WHAT IS NEEDED »
Among the entries below, determine how many lines contain the word "title" and state only that figure.

=====

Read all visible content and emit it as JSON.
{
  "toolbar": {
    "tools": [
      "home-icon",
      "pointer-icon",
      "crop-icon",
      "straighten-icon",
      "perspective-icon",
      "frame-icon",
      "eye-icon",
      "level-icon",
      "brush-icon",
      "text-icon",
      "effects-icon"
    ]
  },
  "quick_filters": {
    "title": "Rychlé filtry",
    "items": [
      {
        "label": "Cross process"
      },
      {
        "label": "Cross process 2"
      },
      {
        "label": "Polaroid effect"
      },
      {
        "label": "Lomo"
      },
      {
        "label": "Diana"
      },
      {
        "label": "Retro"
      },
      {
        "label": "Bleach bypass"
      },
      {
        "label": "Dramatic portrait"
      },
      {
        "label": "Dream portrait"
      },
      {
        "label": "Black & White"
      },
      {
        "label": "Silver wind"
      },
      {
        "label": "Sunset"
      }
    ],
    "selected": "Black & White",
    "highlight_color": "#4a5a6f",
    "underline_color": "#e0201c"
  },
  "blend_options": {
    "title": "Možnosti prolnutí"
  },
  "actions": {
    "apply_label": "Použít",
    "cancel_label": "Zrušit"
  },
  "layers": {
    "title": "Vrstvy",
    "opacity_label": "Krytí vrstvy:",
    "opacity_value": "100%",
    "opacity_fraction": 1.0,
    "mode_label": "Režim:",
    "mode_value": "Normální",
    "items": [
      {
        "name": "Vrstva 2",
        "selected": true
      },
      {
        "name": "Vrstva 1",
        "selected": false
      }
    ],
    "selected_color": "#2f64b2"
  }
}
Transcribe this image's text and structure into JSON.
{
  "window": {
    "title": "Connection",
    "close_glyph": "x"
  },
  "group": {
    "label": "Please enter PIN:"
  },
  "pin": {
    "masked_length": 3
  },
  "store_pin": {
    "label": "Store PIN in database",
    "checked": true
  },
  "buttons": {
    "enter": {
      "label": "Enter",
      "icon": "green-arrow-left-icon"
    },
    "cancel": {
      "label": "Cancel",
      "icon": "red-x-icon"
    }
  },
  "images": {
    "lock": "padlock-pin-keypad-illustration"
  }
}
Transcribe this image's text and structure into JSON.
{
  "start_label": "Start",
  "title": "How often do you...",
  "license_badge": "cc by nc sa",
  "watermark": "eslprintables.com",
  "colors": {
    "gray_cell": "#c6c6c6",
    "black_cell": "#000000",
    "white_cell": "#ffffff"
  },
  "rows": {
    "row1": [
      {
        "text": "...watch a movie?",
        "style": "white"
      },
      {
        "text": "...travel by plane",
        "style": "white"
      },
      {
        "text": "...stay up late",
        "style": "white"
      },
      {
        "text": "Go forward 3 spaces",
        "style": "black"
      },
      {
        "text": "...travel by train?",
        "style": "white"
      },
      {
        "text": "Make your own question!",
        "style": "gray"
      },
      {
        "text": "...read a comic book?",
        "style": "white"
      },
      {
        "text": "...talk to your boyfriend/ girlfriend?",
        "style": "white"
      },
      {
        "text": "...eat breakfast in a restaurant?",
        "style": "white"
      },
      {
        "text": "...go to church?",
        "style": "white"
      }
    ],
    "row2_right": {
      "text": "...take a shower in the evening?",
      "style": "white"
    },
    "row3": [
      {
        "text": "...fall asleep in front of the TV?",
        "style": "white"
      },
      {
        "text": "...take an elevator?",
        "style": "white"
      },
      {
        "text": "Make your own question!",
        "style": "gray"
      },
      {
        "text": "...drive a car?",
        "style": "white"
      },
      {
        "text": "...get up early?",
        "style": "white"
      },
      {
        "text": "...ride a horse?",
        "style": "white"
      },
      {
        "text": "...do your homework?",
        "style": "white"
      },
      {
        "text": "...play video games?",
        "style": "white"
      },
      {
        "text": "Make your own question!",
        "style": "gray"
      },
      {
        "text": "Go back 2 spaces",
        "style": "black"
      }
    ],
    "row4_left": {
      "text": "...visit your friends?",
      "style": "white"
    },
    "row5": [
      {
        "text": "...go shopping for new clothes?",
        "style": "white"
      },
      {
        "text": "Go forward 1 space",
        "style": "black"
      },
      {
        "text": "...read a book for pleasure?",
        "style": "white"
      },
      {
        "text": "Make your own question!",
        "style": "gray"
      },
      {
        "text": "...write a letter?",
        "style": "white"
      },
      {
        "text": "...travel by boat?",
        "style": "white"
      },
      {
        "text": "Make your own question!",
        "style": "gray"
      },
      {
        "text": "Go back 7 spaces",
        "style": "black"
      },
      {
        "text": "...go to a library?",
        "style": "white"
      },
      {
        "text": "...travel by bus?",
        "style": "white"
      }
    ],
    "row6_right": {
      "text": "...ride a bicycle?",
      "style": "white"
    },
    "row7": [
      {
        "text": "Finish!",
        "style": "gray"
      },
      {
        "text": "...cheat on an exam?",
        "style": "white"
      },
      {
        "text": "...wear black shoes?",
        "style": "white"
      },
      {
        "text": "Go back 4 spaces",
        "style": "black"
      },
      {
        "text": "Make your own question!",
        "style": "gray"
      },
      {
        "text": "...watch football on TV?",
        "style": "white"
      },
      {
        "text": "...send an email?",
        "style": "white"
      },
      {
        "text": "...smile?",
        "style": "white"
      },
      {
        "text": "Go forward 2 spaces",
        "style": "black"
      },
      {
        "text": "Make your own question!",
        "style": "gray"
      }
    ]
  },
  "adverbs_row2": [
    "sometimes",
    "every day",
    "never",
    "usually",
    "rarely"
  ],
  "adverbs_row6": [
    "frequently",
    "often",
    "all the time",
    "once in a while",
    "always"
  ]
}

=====

ANSWER BOX »
5